Blog by Bill Singer Esq WEEK IN REVIEW

March 27, 2021
In pondering the emergence of non-fungible tokens or NFTs, guest blogger Aegis Frumento's thoughts turn to Argentine author Jorge Luis Borges, who wrote a short story about Pierre Menard, the author of Don Quixote. Menard's Don Quixote was word-for-word identical to Cervantes' Don Quixote, and yet was a far greater novel. Why does Aegis think about such things? Who the hell knows. Maybe he needs to get out -- as do most of us these days. On the other hand, as always, in his own style, inimitable or otherwise, Aegis manages to make sense of the senseless. awc-cantor-stowell/
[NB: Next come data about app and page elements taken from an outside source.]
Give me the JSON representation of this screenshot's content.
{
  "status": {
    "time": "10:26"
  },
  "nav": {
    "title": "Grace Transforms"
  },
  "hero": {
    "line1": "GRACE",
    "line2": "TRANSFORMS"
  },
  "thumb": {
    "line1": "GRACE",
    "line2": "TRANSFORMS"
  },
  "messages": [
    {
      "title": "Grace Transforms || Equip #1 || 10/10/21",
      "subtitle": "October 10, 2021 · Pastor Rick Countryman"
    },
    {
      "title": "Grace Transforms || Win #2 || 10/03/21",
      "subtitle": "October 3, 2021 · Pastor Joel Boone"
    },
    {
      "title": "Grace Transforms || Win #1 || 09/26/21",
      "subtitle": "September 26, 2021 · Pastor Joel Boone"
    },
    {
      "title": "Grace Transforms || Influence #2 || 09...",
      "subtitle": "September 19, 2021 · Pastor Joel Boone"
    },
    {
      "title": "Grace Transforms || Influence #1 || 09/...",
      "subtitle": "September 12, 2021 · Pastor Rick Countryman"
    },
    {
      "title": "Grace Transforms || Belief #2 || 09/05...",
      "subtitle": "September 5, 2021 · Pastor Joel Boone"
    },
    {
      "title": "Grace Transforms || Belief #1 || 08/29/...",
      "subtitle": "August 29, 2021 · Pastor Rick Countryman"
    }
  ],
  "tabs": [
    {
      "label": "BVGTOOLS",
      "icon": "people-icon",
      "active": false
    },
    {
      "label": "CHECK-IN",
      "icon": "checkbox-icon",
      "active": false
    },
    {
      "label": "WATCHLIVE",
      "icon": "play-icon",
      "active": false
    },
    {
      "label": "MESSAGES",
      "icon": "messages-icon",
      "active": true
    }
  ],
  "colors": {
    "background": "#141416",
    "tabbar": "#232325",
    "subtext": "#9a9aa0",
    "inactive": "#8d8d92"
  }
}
In a recent FINRA regulatory settlement, Wall Street's so-called self-regulatory-organization piles up the allegations but something just doesn't add up here. Client confidences seem to have been abused. FINRA Rule 2010's lofty standard that "A member, in the conduct of its business, shall observe high standards of commercial honor and just and equitable principles of trade," seems to have been violated. Then there is the back-story that never sees the light of day in the AWC. It was a lurid tale that first caught our attention when in 2016, Cantor Fitzgerald employee Lee Stowell couldn't find her Bernie Sanders mug on her desk. When she finally found it in an office kitchen cabinet, it was filled with feces. Ah yes, another shit-storm hits Wall Street. Let's see how FINRA wipes up.
As I have written in the past, and with some frequency, I am no fan of the FINRA Investor Education Foundation. Ultimately, the Foundation may have been well-intended but my guess is that the core motivation was publicity. You know, how can we burnish the name of "FINRA?" Oh, for starters, let's set up something to do with something nebulous -- any suggestions? Oh, that's a good one, lemme write that down "investor education." Yes, I am a cynic when it comes to any company's efforts to create a foundation. The way I judge the sincerity of the undertaking is by its deeds. In that aspect, the FINRA Investor Education Foundation fails. Repeatedly.
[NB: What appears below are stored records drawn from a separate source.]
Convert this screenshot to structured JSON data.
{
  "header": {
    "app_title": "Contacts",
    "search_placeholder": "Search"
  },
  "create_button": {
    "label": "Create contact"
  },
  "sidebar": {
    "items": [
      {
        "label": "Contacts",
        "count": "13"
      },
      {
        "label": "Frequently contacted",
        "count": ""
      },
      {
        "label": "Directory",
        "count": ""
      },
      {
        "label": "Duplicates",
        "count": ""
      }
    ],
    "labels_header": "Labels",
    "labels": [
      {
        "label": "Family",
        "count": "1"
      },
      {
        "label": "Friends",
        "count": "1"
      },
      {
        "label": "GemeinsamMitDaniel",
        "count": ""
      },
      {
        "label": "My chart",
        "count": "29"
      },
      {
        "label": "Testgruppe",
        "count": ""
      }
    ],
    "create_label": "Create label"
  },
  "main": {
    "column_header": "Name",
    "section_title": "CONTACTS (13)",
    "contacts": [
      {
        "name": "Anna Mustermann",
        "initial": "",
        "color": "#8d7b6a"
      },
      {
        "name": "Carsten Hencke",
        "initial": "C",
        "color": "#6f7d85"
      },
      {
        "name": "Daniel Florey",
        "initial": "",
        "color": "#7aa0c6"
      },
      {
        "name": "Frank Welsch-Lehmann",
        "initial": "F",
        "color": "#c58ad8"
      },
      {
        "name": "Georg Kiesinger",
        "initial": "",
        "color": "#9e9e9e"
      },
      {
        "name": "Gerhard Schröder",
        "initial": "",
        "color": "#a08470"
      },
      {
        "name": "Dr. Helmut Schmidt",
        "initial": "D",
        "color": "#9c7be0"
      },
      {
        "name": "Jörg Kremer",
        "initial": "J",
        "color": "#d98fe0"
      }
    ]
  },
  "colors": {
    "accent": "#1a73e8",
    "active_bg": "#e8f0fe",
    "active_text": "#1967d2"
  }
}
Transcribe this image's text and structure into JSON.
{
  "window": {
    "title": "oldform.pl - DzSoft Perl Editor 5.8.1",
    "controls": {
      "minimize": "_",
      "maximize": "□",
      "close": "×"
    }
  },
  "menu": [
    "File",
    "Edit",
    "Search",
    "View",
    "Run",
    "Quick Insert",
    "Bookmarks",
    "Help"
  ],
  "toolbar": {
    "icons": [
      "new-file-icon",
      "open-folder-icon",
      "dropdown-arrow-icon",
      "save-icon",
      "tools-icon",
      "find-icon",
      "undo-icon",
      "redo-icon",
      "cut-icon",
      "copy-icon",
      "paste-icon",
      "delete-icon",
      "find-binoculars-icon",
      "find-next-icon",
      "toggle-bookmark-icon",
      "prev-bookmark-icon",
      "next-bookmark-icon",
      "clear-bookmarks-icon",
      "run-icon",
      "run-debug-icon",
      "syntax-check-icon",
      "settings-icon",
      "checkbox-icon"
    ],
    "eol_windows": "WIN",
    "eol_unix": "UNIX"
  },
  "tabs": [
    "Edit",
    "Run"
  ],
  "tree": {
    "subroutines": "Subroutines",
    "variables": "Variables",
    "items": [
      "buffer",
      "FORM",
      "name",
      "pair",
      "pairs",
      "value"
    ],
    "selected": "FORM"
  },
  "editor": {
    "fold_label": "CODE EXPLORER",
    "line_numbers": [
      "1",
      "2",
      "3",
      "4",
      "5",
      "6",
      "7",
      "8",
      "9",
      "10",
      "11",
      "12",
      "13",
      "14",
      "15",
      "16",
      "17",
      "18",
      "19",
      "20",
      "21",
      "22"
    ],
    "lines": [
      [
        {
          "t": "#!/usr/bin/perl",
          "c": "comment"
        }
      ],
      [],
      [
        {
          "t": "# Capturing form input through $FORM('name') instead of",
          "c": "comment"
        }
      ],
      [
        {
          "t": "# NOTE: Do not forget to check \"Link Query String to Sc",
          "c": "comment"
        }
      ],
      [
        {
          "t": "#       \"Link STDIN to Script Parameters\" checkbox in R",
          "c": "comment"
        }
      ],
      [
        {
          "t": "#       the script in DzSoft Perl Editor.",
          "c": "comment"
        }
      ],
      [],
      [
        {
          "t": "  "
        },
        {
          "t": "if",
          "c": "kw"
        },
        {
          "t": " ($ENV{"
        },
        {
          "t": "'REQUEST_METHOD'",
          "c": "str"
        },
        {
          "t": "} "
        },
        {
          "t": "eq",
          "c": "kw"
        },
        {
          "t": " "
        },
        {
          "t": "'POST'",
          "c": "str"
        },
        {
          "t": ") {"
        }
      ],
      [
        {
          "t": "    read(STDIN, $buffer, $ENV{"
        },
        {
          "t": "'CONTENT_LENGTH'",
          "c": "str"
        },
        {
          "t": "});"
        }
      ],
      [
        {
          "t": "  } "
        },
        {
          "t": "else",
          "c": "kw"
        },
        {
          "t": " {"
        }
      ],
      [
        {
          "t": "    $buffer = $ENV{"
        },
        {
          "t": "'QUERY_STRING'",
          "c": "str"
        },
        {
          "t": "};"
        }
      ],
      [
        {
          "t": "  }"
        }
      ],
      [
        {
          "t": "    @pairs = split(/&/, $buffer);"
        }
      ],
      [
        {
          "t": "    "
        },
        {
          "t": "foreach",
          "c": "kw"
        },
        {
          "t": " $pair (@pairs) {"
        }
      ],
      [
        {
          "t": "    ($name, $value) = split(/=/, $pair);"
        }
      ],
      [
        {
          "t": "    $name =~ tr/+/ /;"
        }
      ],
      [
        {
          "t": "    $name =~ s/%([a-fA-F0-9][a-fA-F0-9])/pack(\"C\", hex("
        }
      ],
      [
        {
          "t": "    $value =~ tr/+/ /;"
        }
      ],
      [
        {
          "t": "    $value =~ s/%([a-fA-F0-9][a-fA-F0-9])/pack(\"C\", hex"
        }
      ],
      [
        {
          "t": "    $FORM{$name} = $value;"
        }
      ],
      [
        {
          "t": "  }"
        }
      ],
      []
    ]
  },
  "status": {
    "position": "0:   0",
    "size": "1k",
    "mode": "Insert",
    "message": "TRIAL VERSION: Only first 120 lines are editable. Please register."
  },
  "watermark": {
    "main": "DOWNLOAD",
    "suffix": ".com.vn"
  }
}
It's not just Robinhood. It's not just GameStop. It's not all the fault of Reddit or social media. To the contrary, Wall Street expanded to a point where its operational capacity doesn't keep pace. In the rush to cut commissions, expand online trading, and cater to those eager to "play" the stock market, brokerage firms are frequently overwhelmed by surges in volume or computer outages. Sure, there are times when it's just the nature of technology. More recently, a finger might even be pointed at COVID. But where are the industry's regulators? Where are the consequences for a lack of planning or a lack of funding or a lack of management? In a recent lawsuit against Schwab, a customer raises many of these issues.
Ohio National entered into contracts with various broker dealers whereby the former compensated the latter for sales of variable annuities. The commission paid by Ohio National to a brokerage firm is undertaken pursuant to the terms of a Selling Agreement. The problem with that arrangement is that the brokerage firms sell through human beings, who are registered representatives. What happens when Ohio National terminates a Selling Agreement and stops paying commissions to the brokerage firm? Who is supposed to pay the reps their commissions? Who should they sue?